  • Emotional and physical exhaustion
  • Feelings of hopelessness and helplessness

Who is most affected?

According to The Australian Work and Life Index (AWALI) certain groups within society are more affected by the work/life interference:

  • Parents, particularly mothers (and especially single mothers)
  • Carers who are looking after sick, disabled or elderly family/relatives
  • Professionals, managers and those in the mining industry
  • Women generally have worse work/life outcomes because of the multi-tasking requirements of caring and domestic work
  • People working from home where the requirements of work/housework have a negative impact on the work/life interface.
  • Women caring for children as well as elderly or sick family members. This type of family dynamic is often referred to as the ‘sandwich generation’

Never get so busy making a living that you forget to make a life

Tips to achieving work/life balance:

  1. Prioritise – think about what’s important in your life and plan accordingly. Ask yourself what is the one or first thing in your life that you would like to focus on right now?  Second? Third?
  2. Concentrate on doing one thing at a time and doing it well rather than trying to multi-task and doing little justice to any matter in your work/life
  3. Time management – use apps, to-do-lists, cut down on time wastage.

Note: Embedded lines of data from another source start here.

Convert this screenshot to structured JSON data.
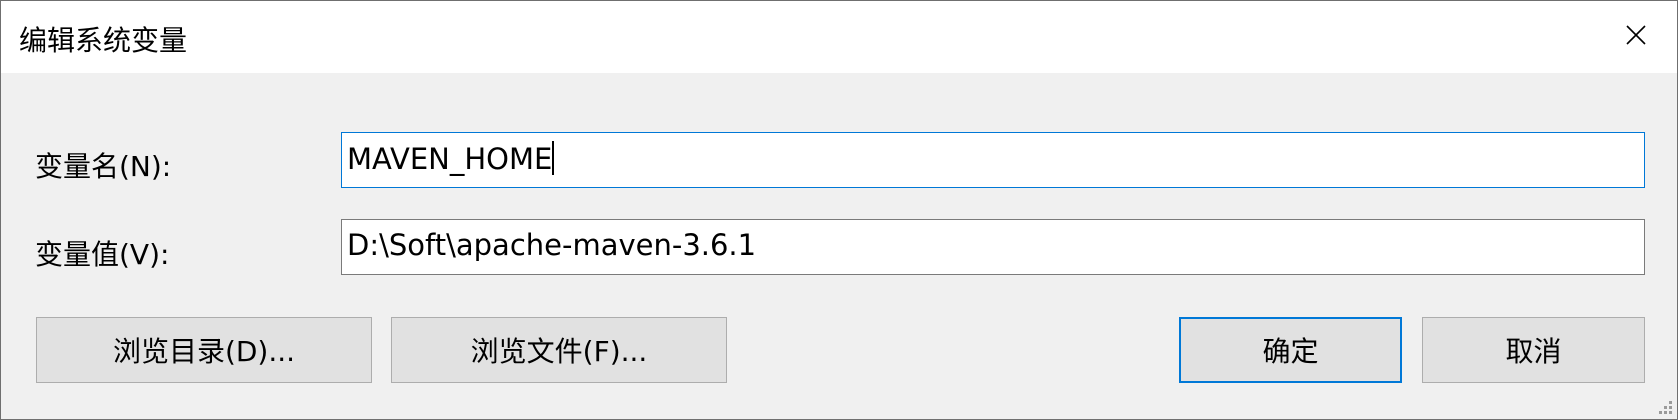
{
  "window": {
    "title": "编辑系统变量",
    "close_icon": "close-icon"
  },
  "form": {
    "name_label": "变量名(N):",
    "name_value": "MAVEN_HOME",
    "value_label": "变量值(V):",
    "value_value": "D:\\Soft\\apache-maven-3.6.1"
  },
  "buttons": {
    "browse_dir": "浏览目录(D)...",
    "browse_file": "浏览文件(F)...",
    "ok": "确定",
    "cancel": "取消"
  },
  "colors": {
    "accent": "#0078d7",
    "dialog_bg": "#f0f0f0",
    "titlebar_bg": "#ffffff",
    "button_bg": "#e1e1e1"
  }
}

Delegate where possible
  4. Set boundaries – set limits on work time, learn to say no, and factor in time for your favourite social/recreational activities every day if possible
  5. Create a balance – choose breadth and variety over perfectionism. Strive to be better rather than perfect
  6. Consider your finances. Meet your basic needs rather than living up to others/social expectations
  7. Relationships need time and nurturing. Priorities time with your family and loved ones
  8. Health – regular exercise has proven benefits in reducing stress, anxiety and depression. Factor this in at least 2-3 times per week, although small changes could be implemented on a daily basis.
  9. Down time – rest periods recharge our batteries. Schedule time each week for that import ‘me time’
  10. Look at your personal habits/lifestyle. Consider nutrition, exercise and sleep
  11. Take a holiday. It is important to take 2-3 weeks off per year. Turn off the mobile, the computer, and enjoy your holiday.
  12. Be prepared to ask for support. Tell friends, family, colleagues and your boss that you are seeking a better work/life balance. It is important they respect and understand your plan and direction in life
  13. Hire a personal coach if possible. A personal coach can help you assess, implement and focus on achieving a work/life balance.
  14. Seek out a mentor. Find someone that you admire for their successful career and positive personal life. Ask for their guidance on career development, time management and setting priorities.  Discover what works for them in maintaining a terrific personal life?
  15. On a regular basis (say, monthly) evaluate and reflect on your direction in creating/maintaining a good work/life balance. “Life is a journey not a sprint.”
  16. Enjoy your work and life. Remember, “Do what you love, love what you do.”

Sometimes you need to step outside, get some air, and remind yourself of who you are and who you want to be.